- Former Boston Police Commissioner Kathleen O'Toole picked to run Seattle Police Department (SeattlePI.com article)
- "Title 9.050 – Uniforms & Equipment". Seattle Police Department: Policy and Procedure Manual (PDF). Seattle Police Department. July 22, 2011. Section XI. Insignia of Rank (B), pp.7–8. External link in
- West CPT Team - Seattle Police Department
- In Memoriam - Seattle Police Department
- Casey McNerthney (June 27, 2012). "After nearly 50 years, Seattle cop still on patrol". Seattle Post-Intelligencer.
- Rick Anderson (January 12, 1999). "Protesters riot, police riot". Seattle Weekly. Retrieved December 6, 2009.
- Steve Miletich (October 17, 2010). John T. Williams: Dashboard Video of SPD Shooting.
- Steve Miletich (October 5, 2010). "Woodcarver was shot four times in his side by officer, autopsy shows". Seattle Times. Retrieved December 9, 2011.
- "Autopsy report (PDF) on John T. Williams' wounds" (PDF). Seattle Times. October 5, 2010. Retrieved December 9, 2011.
- Steve Miletich; Jennifer Sullivan (January 12, 20110). "Inquest jurors split over Seattle police shooting". Seattle Times. Retrieved February 16, 2011. Check date values in:
- Casey McNerthney (February 24, 2011). "Mayor: Sunday to be 'John T. Williams Day' in Seattle". Seattle Post-Intelligencer.
- "http://seattletimes.nwsource.com/html/localnews/2014247487_apwaseattlepoliceshooting7thld.html". Seattle Times. February 16, 2011. External link in
- "Seattle Cops Stomp On Detainee". kirotv.com.
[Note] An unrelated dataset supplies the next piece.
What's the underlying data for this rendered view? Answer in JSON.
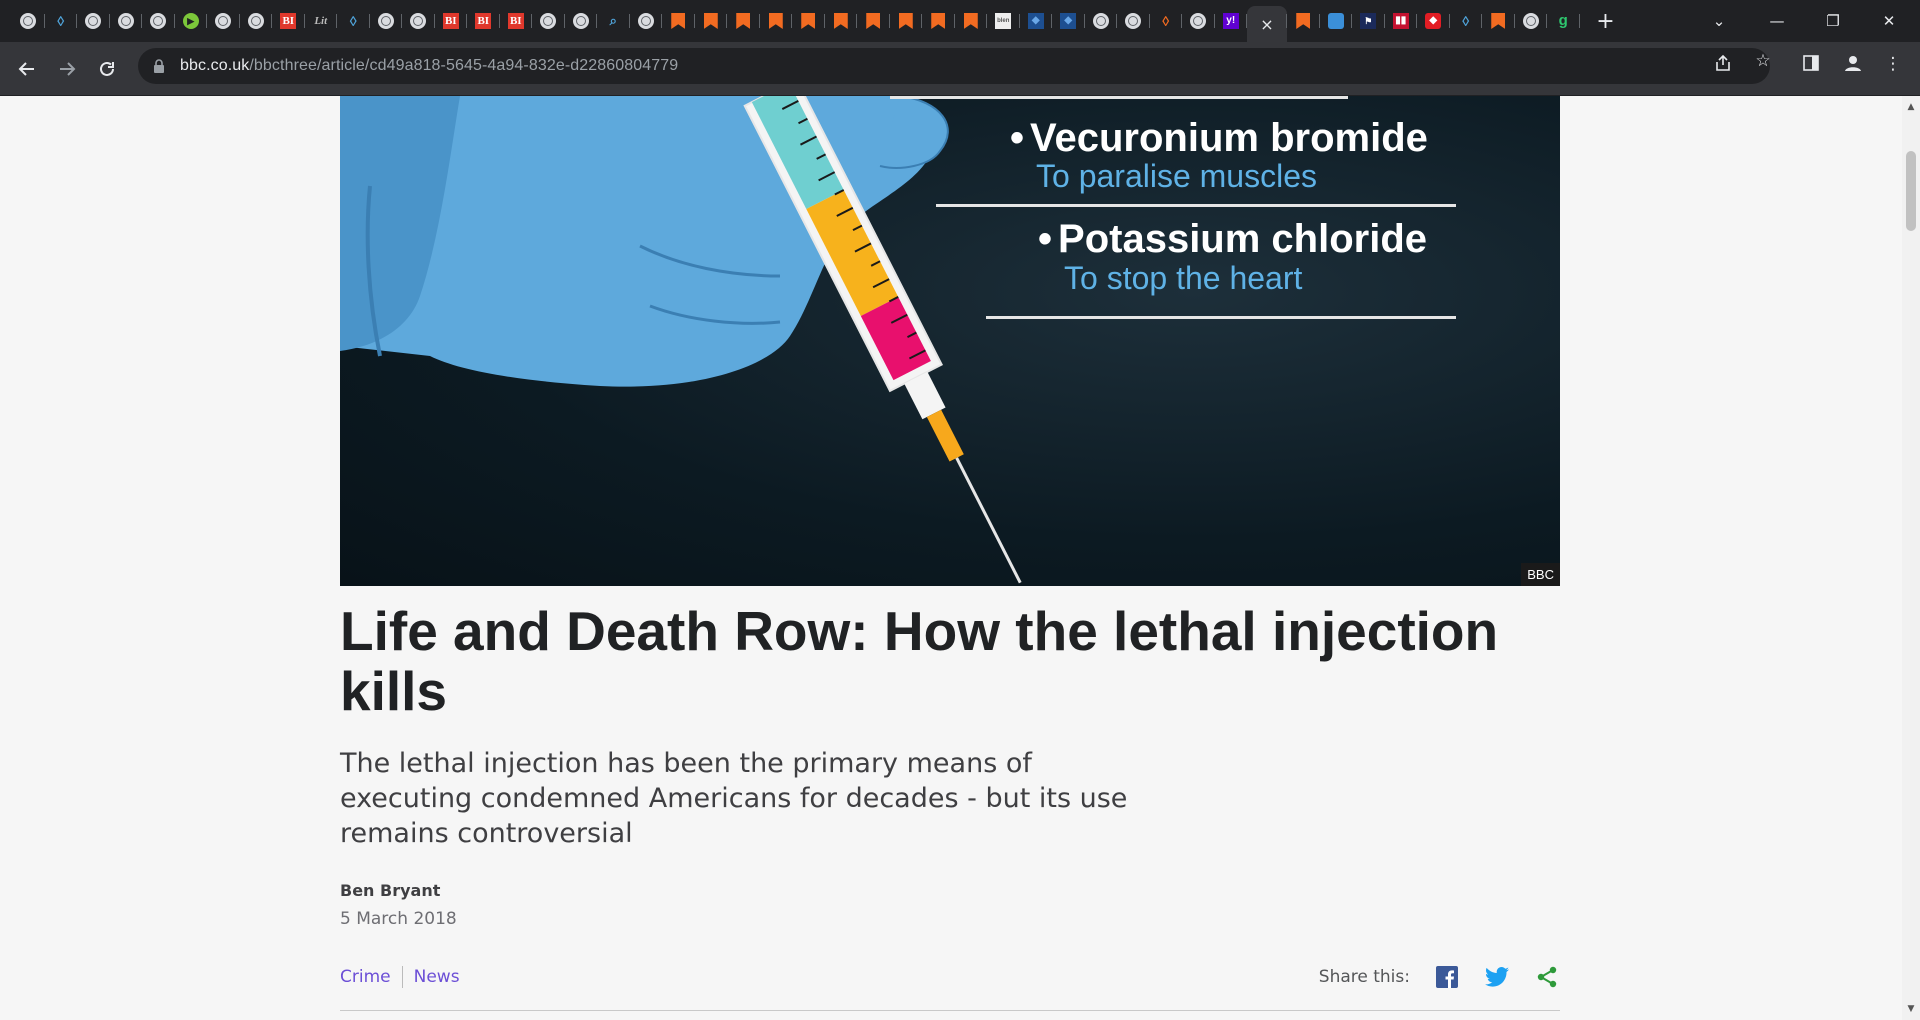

KIRO-TV. May 7, 2010. Retrieved December 13, 2011.
- Jonah Spangenthal-Lee (May 7, 2010). "I’m going to beat the fucking Mexican piss out of you, homey! You feel me?". PubliCola. Retrieved December 13, 2011.
- Kirk Johnson (28 July 2012). "Washington; Federal Settlement Is Reached With Seattle Police". New York Times.
- SPD officer suspended for escalating confrontation, excessive force; Police chief’s discipline addresses the type of issues raised by the Department of Justice when it found Seattle officers too often resort to excessive force, by Steve Miletich, 10 September 2013, Seattle Times
- PD fires high-ranking officer with troubled history; Donnie Lowe, a veteran Seattle Police officer with a troubled history, was fired on Friday, by Mike Carter, 13 July 2013, Seattle Times
- ad Cop Gets "Punished" with Day Off; SPD Says Officer's "Completely Unprofessional" Threats Against Me—Caught on Tape—Deserve a Relaxing One-Day Suspension, by Dominic Holden, 15 January 2014, The Stranger
- Hostile Policing by Dominic Holden - Seattle News - The Stranger, Seattle's Only Newspaper
- City to pay $38,500 to two brothers who accused SPD officer of vendetta, by Steve Miletich 6 August 2013, Seattle Times
- Seattle detective gets 90 days for cyberstalking, by the Associated Press, 8 January 2014, Seattle Times
- Izadi, Elahe (29 January 2015). "Video shows Seattle cop arresting elderly black man using golf club as cane". Washington Post. Retrieved 31 January 2015.
- Miletich, Steve. "Seattle police chief fires cop who arrested man carrying golf club". Seattle Times. Retrieved 16 September 2015.
- Page Not Available
- Seattle Police Department
- SPD's listing at Officer Down Memorial Page.
- Seattle Metropolitan Police Museum - official site